• **Work required**: Word for word, copy each record that comes after this.

Data excerpts
▼
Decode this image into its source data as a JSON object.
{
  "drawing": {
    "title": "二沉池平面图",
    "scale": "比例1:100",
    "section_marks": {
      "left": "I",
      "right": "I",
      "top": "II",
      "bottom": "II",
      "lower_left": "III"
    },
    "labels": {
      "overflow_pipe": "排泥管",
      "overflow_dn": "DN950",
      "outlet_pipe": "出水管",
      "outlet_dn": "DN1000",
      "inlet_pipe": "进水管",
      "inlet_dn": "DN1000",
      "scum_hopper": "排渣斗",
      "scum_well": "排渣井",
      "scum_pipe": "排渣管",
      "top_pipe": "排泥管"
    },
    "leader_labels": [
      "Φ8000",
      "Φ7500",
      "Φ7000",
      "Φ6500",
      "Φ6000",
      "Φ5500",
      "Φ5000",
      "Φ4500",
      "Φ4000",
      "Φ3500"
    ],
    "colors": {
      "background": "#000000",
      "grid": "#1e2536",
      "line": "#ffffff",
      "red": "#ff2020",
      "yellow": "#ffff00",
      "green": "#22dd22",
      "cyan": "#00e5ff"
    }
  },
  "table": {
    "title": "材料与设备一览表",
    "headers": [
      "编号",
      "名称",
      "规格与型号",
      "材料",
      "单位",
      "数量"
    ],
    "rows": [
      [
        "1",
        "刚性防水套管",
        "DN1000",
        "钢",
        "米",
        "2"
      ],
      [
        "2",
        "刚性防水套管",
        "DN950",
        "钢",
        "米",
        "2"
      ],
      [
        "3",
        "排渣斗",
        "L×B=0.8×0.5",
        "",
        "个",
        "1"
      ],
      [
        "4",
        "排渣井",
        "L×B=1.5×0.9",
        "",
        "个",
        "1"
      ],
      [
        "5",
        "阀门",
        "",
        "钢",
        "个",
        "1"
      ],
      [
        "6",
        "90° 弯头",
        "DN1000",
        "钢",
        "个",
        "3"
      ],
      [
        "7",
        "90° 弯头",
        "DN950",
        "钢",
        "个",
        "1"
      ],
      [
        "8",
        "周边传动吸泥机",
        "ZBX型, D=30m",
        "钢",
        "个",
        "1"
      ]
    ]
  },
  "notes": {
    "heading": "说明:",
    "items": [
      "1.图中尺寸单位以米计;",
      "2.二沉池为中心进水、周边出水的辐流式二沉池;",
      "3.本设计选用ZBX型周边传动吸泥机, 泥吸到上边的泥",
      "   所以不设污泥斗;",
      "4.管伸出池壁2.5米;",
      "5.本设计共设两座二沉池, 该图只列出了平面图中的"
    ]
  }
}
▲
• **Exercise result**:
Decode this image into its source data as a JSON object.
{
  "drawing": {
    "title": "二沉池平面图",
    "scale": "比例1:100",
    "section_marks": {
      "left": "I",
      "right": "I",
      "top": "II",
      "bottom": "II",
      "lower_left": "III"
    },
    "labels": {
      "overflow_pipe": "排泥管",
      "overflow_dn": "DN950",
      "outlet_pipe": "出水管",
      "outlet_dn": "DN1000",
      "inlet_pipe": "进水管",
      "inlet_dn": "DN1000",
      "scum_hopper": "排渣斗",
      "scum_well": "排渣井",
      "scum_pipe": "排渣管",
      "top_pipe": "排泥管"
    },
    "leader_labels": [
      "Φ8000",
      "Φ7500",
      "Φ7000",
      "Φ6500",
      "Φ6000",
      "Φ5500",
      "Φ5000",
      "Φ4500",
      "Φ4000",
      "Φ3500"
    ],
    "colors": {
      "background": "#000000",
      "grid": "#1e2536",
      "line": "#ffffff",
      "red": "#ff2020",
      "yellow": "#ffff00",
      "green": "#22dd22",
      "cyan": "#00e5ff"
    }
  },
  "table": {
    "title": "材料与设备一览表",
    "headers": [
      "编号",
      "名称",
      "规格与型号",
      "材料",
      "单位",
      "数量"
    ],
    "rows": [
      [
        "1",
        "刚性防水套管",
        "DN1000",
        "钢",
        "米",
        "2"
      ],
      [
        "2",
        "刚性防水套管",
        "DN950",
        "钢",
        "米",
        "2"
      ],
      [
        "3",
        "排渣斗",
        "L×B=0.8×0.5",
        "",
        "个",
        "1"
      ],
      [
        "4",
        "排渣井",
        "L×B=1.5×0.9",
        "",
        "个",
        "1"
      ],
      [
        "5",
        "阀门",
        "",
        "钢",
        "个",
        "1"
      ],
      [
        "6",
        "90° 弯头",
        "DN1000",
        "钢",
        "个",
        "3"
      ],
      [
        "7",
        "90° 弯头",
        "DN950",
        "钢",
        "个",
        "1"
      ],
      [
        "8",
        "周边传动吸泥机",
        "ZBX型, D=30m",
        "钢",
        "个",
        "1"
      ]
    ]
  },
  "notes": {
    "heading": "说明:",
    "items": [
      "1.图中尺寸单位以米计;",
      "2.二沉池为中心进水、周边出水的辐流式二沉池;",
      "3.本设计选用ZBX型周边传动吸泥机, 泥吸到上边的泥",
      "   所以不设污泥斗;",
      "4.管伸出池壁2.5米;",
      "5.本设计共设两座二沉池, 该图只列出了平面图中的"
    ]
  }
}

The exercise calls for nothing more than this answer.